Of necessity, research on fetal development involves observing pregnant women in their daily lives; no one would purposefully have one group eat in a possibly risky way or be exposed to a potentially dangerous substance, and compare outcomes with an unperturbed control group. We have, at best, only correlations between a mother’s lifestyle and her child’s future health, not clear causation.

And, in "The Case Against Breast-Feeding," Hanna Rosin's 2009 article in The Atlantic, she wrote, "An ideal study would randomly divide a group of mothers, tell one half to breast-feed and the other not to, and then measure the outcomes. But researchers cannot ethically tell mothers what to feed their babies."

Really? Why not? Both Groopman and Rosin are writing about how vulnerable observational studies are to being tainted by hidden variables. Controlled trials are a better system for testing what works and what doesn't.

But if I am reading their statements correctly, Groopman and Rosin are saying that we cannot even think about practicing actual, rigorous science if babies and fetuses are involved.

Building up a body of "evidence-based medicine" around a segment of the population that is exempted from clinical trials — depending entirely on observational research, that is — seems unwise to me. We don't need to wonder what a worst-case scenario involving babies would look like;  we have the 50-year-old thalidomide catastrophe as a demonstration. Thousands of children around the world were born with deformed limbs after their mothers took the drug.

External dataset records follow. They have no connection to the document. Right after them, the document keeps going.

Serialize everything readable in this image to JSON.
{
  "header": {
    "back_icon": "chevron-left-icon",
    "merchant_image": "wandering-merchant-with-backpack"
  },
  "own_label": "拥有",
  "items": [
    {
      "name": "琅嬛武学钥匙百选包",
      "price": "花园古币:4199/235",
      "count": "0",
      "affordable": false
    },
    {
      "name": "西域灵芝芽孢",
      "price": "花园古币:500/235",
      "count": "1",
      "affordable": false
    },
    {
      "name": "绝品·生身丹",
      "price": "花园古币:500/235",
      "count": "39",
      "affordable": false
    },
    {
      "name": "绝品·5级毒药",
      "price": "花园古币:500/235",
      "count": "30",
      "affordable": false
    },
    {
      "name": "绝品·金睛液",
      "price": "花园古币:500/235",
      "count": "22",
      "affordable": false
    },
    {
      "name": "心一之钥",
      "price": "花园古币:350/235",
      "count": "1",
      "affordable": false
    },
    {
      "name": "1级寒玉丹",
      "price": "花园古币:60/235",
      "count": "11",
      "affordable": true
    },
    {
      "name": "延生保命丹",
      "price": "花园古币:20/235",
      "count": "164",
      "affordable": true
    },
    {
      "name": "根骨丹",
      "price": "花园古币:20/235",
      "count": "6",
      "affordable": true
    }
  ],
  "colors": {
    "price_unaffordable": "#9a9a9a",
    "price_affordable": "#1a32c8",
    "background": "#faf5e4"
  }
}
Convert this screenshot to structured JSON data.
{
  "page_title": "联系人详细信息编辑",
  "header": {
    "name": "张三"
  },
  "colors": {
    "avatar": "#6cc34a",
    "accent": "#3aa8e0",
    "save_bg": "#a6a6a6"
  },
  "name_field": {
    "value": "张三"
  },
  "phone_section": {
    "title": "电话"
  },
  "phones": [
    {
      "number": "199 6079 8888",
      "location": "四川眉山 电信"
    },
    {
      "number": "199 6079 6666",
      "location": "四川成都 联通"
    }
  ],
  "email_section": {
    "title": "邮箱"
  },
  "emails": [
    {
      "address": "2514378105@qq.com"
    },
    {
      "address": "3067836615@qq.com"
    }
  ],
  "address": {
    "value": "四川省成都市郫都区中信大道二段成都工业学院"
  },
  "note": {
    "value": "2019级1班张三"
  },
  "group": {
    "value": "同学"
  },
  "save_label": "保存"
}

Subjecting drugs and behaviors that can affect unborn children to standard scientific trials that include pregnant women might save the population from potentially massive damage from those behaviors, and from the drugs once they are put on the market. This is especially true now that we suspect the experience in the womb has a huge influence on the course of an individual's life — the subject of Paul's book, Origins.

Now I understand why the medical ethicist Ruth Macklin, writing in The Lancet last winter, called for the inclusion of pregnant women in drug trials, and retaining women who get pregnant in such trials. Conventional wisdom seems to have rendered the concept so unthinkable that a call for change is necessary.

What do you think about including pregnant women in clinical trials? I would love to read your comments.